**Dataset records**.
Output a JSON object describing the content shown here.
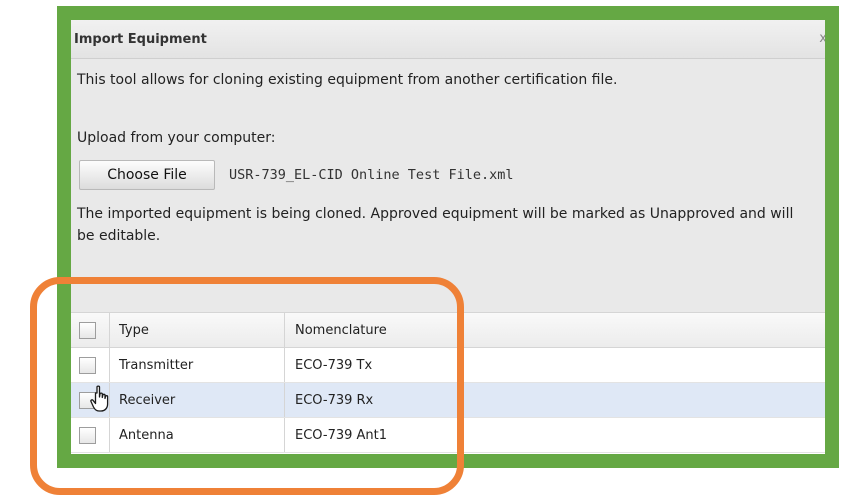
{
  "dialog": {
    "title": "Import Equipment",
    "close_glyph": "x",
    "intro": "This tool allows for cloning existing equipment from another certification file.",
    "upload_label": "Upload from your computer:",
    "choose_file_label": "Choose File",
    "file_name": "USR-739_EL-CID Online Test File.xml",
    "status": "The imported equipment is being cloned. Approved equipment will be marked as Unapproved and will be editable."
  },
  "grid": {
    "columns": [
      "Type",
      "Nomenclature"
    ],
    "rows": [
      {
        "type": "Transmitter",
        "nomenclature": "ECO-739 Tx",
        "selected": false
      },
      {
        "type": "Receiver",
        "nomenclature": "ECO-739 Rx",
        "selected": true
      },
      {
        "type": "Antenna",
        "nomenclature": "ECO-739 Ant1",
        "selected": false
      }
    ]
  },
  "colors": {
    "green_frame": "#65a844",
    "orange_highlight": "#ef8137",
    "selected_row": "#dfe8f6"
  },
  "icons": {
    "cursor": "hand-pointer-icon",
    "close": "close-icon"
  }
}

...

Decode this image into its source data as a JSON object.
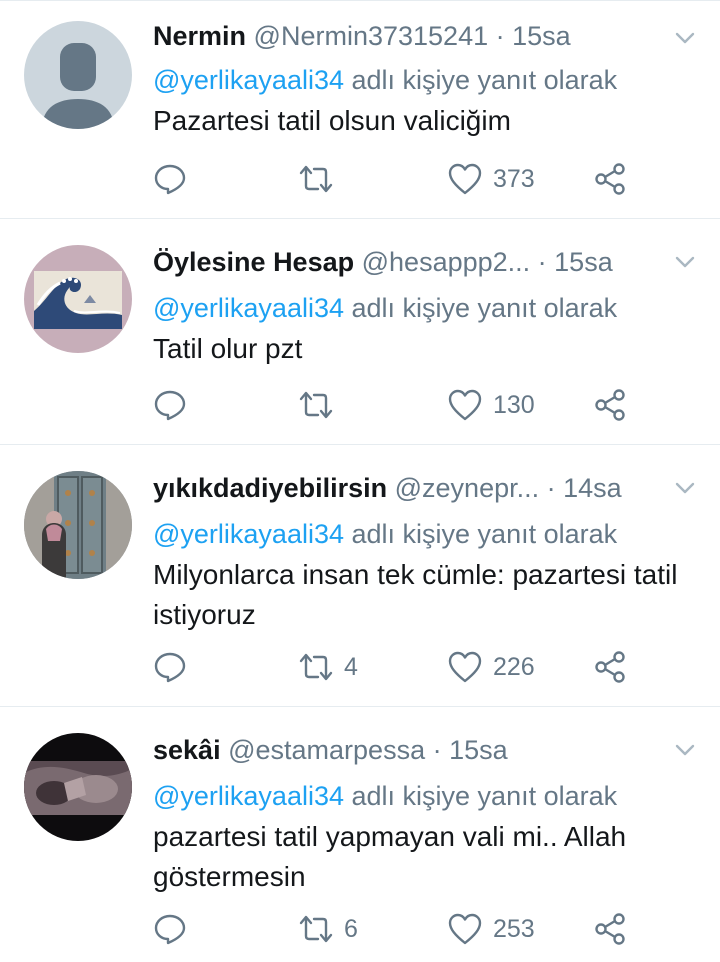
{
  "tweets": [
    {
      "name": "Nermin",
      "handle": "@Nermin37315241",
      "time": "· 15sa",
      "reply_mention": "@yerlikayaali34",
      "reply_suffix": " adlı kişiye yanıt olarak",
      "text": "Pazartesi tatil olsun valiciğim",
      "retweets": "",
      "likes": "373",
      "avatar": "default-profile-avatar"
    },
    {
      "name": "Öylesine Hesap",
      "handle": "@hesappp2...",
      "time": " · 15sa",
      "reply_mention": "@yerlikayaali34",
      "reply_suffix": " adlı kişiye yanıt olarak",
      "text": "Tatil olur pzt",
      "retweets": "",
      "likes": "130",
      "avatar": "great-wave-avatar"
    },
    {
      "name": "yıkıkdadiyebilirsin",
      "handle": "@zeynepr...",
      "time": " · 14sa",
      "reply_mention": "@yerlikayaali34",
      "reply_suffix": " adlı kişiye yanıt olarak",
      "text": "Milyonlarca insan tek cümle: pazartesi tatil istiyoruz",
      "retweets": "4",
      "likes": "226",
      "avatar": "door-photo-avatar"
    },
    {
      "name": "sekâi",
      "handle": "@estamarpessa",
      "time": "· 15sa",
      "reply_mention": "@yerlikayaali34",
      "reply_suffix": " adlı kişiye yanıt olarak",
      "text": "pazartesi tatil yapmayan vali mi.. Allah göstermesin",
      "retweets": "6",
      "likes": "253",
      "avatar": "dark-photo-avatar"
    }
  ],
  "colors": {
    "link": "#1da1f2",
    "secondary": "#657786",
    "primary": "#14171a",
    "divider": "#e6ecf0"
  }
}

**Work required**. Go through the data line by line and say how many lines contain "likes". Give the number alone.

**Solved problem**. 4